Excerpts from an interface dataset
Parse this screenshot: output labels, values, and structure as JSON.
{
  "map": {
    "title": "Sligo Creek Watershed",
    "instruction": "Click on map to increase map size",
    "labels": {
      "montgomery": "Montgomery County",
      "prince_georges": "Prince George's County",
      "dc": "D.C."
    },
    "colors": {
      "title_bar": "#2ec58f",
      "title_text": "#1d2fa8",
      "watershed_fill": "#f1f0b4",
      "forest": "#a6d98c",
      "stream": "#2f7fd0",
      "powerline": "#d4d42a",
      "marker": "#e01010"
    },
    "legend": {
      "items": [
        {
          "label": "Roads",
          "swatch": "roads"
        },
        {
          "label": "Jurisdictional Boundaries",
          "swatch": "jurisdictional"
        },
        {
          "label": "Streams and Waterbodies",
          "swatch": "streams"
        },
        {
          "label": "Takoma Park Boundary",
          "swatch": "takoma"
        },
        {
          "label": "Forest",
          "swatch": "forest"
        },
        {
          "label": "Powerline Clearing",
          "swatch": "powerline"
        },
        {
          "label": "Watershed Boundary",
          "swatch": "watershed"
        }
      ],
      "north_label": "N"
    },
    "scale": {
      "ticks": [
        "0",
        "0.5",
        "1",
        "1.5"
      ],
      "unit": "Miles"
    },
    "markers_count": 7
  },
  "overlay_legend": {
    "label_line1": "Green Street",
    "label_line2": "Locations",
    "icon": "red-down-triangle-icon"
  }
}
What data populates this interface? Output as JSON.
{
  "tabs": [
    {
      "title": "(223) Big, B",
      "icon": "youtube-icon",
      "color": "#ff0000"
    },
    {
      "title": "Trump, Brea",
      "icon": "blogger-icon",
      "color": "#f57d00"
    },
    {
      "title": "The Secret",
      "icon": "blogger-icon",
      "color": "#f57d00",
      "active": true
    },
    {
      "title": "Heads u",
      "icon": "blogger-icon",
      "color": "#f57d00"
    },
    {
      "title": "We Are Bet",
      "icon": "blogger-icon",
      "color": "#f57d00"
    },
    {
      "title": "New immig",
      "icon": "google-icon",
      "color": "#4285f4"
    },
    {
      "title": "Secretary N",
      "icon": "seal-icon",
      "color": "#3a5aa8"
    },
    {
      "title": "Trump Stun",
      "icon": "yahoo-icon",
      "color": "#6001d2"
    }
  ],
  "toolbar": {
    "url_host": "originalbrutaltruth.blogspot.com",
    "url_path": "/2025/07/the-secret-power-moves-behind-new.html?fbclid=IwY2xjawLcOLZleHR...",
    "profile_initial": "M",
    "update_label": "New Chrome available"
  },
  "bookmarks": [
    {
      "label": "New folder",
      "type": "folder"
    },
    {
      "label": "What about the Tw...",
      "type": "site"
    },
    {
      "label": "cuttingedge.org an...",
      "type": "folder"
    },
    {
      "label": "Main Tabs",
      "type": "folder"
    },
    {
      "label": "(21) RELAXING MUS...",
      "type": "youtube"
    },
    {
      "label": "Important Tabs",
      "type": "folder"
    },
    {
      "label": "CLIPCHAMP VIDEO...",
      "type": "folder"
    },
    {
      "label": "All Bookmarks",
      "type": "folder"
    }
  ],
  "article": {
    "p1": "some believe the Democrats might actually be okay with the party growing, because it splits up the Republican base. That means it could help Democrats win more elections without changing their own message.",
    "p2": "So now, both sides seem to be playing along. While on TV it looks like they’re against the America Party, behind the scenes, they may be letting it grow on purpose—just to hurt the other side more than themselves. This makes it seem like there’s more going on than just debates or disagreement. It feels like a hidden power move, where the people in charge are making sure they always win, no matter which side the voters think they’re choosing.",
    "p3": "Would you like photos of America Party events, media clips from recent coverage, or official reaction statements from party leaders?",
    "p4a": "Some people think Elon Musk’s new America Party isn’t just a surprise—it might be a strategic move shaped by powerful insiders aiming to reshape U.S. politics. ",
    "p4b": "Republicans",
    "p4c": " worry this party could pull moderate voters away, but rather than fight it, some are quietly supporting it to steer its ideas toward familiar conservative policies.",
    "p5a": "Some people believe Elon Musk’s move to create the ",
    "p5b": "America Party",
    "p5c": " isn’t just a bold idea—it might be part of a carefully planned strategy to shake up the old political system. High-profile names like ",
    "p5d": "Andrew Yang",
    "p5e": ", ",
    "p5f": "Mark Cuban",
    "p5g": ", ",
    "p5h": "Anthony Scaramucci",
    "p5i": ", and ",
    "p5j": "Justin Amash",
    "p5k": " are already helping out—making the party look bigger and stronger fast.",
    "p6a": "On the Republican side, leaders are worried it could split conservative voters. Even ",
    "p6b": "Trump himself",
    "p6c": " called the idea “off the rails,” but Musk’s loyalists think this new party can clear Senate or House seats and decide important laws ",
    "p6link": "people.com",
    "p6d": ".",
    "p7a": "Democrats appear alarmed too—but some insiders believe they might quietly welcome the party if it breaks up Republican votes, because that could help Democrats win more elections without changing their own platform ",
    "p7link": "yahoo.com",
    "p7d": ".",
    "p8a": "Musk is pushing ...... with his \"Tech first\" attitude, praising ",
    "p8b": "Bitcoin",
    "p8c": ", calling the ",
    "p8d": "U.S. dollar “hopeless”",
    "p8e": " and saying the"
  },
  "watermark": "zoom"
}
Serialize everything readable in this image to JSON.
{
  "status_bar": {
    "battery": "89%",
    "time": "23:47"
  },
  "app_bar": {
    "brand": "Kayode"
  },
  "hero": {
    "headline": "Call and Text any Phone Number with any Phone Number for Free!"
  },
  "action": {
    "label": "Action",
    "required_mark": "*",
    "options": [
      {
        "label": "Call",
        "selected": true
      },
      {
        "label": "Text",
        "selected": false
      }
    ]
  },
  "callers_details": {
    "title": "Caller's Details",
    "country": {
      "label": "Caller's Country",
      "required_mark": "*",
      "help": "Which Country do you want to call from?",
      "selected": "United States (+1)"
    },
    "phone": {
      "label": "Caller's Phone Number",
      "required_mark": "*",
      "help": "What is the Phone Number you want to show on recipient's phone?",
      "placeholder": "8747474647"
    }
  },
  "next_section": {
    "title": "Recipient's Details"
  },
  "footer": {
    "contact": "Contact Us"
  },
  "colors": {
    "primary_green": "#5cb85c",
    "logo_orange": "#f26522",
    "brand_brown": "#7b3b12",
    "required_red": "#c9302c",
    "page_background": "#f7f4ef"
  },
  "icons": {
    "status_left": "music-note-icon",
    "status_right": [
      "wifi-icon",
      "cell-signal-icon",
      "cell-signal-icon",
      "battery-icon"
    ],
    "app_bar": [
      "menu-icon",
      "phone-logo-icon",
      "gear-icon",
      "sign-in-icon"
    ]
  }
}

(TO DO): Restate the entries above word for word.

(SOLUTION):
Parse this screenshot: output labels, values, and structure as JSON.
{
  "map": {
    "title": "Sligo Creek Watershed",
    "instruction": "Click on map to increase map size",
    "labels": {
      "montgomery": "Montgomery County",
      "prince_georges": "Prince George's County",
      "dc": "D.C."
    },
    "colors": {
      "title_bar": "#2ec58f",
      "title_text": "#1d2fa8",
      "watershed_fill": "#f1f0b4",
      "forest": "#a6d98c",
      "stream": "#2f7fd0",
      "powerline": "#d4d42a",
      "marker": "#e01010"
    },
    "legend": {
      "items": [
        {
          "label": "Roads",
          "swatch": "roads"
        },
        {
          "label": "Jurisdictional Boundaries",
          "swatch": "jurisdictional"
        },
        {
          "label": "Streams and Waterbodies",
          "swatch": "streams"
        },
        {
          "label": "Takoma Park Boundary",
          "swatch": "takoma"
        },
        {
          "label": "Forest",
          "swatch": "forest"
        },
        {
          "label": "Powerline Clearing",
          "swatch": "powerline"
        },
        {
          "label": "Watershed Boundary",
          "swatch": "watershed"
        }
      ],
      "north_label": "N"
    },
    "scale": {
      "ticks": [
        "0",
        "0.5",
        "1",
        "1.5"
      ],
      "unit": "Miles"
    },
    "markers_count": 7
  },
  "overlay_legend": {
    "label_line1": "Green Street",
    "label_line2": "Locations",
    "icon": "red-down-triangle-icon"
  }
}
What data populates this interface? Output as JSON.
{
  "tabs": [
    {
      "title": "(223) Big, B",
      "icon": "youtube-icon",
      "color": "#ff0000"
    },
    {
      "title": "Trump, Brea",
      "icon": "blogger-icon",
      "color": "#f57d00"
    },
    {
      "title": "The Secret",
      "icon": "blogger-icon",
      "color": "#f57d00",
      "active": true
    },
    {
      "title": "Heads u",
      "icon": "blogger-icon",
      "color": "#f57d00"
    },
    {
      "title": "We Are Bet",
      "icon": "blogger-icon",
      "color": "#f57d00"
    },
    {
      "title": "New immig",
      "icon": "google-icon",
      "color": "#4285f4"
    },
    {
      "title": "Secretary N",
      "icon": "seal-icon",
      "color": "#3a5aa8"
    },
    {
      "title": "Trump Stun",
      "icon": "yahoo-icon",
      "color": "#6001d2"
    }
  ],
  "toolbar": {
    "url_host": "originalbrutaltruth.blogspot.com",
    "url_path": "/2025/07/the-secret-power-moves-behind-new.html?fbclid=IwY2xjawLcOLZleHR...",
    "profile_initial": "M",
    "update_label": "New Chrome available"
  },
  "bookmarks": [
    {
      "label": "New folder",
      "type": "folder"
    },
    {
      "label": "What about the Tw...",
      "type": "site"
    },
    {
      "label": "cuttingedge.org an...",
      "type": "folder"
    },
    {
      "label": "Main Tabs",
      "type": "folder"
    },
    {
      "label": "(21) RELAXING MUS...",
      "type": "youtube"
    },
    {
      "label": "Important Tabs",
      "type": "folder"
    },
    {
      "label": "CLIPCHAMP VIDEO...",
      "type": "folder"
    },
    {
      "label": "All Bookmarks",
      "type": "folder"
    }
  ],
  "article": {
    "p1": "some believe the Democrats might actually be okay with the party growing, because it splits up the Republican base. That means it could help Democrats win more elections without changing their own message.",
    "p2": "So now, both sides seem to be playing along. While on TV it looks like they’re against the America Party, behind the scenes, they may be letting it grow on purpose—just to hurt the other side more than themselves. This makes it seem like there’s more going on than just debates or disagreement. It feels like a hidden power move, where the people in charge are making sure they always win, no matter which side the voters think they’re choosing.",
    "p3": "Would you like photos of America Party events, media clips from recent coverage, or official reaction statements from party leaders?",
    "p4a": "Some people think Elon Musk’s new America Party isn’t just a surprise—it might be a strategic move shaped by powerful insiders aiming to reshape U.S. politics. ",
    "p4b": "Republicans",
    "p4c": " worry this party could pull moderate voters away, but rather than fight it, some are quietly supporting it to steer its ideas toward familiar conservative policies.",
    "p5a": "Some people believe Elon Musk’s move to create the ",
    "p5b": "America Party",
    "p5c": " isn’t just a bold idea—it might be part of a carefully planned strategy to shake up the old political system. High-profile names like ",
    "p5d": "Andrew Yang",
    "p5e": ", ",
    "p5f": "Mark Cuban",
    "p5g": ", ",
    "p5h": "Anthony Scaramucci",
    "p5i": ", and ",
    "p5j": "Justin Amash",
    "p5k": " are already helping out—making the party look bigger and stronger fast.",
    "p6a": "On the Republican side, leaders are worried it could split conservative voters. Even ",
    "p6b": "Trump himself",
    "p6c": " called the idea “off the rails,” but Musk’s loyalists think this new party can clear Senate or House seats and decide important laws ",
    "p6link": "people.com",
    "p6d": ".",
    "p7a": "Democrats appear alarmed too—but some insiders believe they might quietly welcome the party if it breaks up Republican votes, because that could help Democrats win more elections without changing their own platform ",
    "p7link": "yahoo.com",
    "p7d": ".",
    "p8a": "Musk is pushing ...... with his \"Tech first\" attitude, praising ",
    "p8b": "Bitcoin",
    "p8c": ", calling the ",
    "p8d": "U.S. dollar “hopeless”",
    "p8e": " and saying the"
  },
  "watermark": "zoom"
}
Serialize everything readable in this image to JSON.
{
  "status_bar": {
    "battery": "89%",
    "time": "23:47"
  },
  "app_bar": {
    "brand": "Kayode"
  },
  "hero": {
    "headline": "Call and Text any Phone Number with any Phone Number for Free!"
  },
  "action": {
    "label": "Action",
    "required_mark": "*",
    "options": [
      {
        "label": "Call",
        "selected": true
      },
      {
        "label": "Text",
        "selected": false
      }
    ]
  },
  "callers_details": {
    "title": "Caller's Details",
    "country": {
      "label": "Caller's Country",
      "required_mark": "*",
      "help": "Which Country do you want to call from?",
      "selected": "United States (+1)"
    },
    "phone": {
      "label": "Caller's Phone Number",
      "required_mark": "*",
      "help": "What is the Phone Number you want to show on recipient's phone?",
      "placeholder": "8747474647"
    }
  },
  "next_section": {
    "title": "Recipient's Details"
  },
  "footer": {
    "contact": "Contact Us"
  },
  "colors": {
    "primary_green": "#5cb85c",
    "logo_orange": "#f26522",
    "brand_brown": "#7b3b12",
    "required_red": "#c9302c",
    "page_background": "#f7f4ef"
  },
  "icons": {
    "status_left": "music-note-icon",
    "status_right": [
      "wifi-icon",
      "cell-signal-icon",
      "cell-signal-icon",
      "battery-icon"
    ],
    "app_bar": [
      "menu-icon",
      "phone-logo-icon",
      "gear-icon",
      "sign-in-icon"
    ]
  }
}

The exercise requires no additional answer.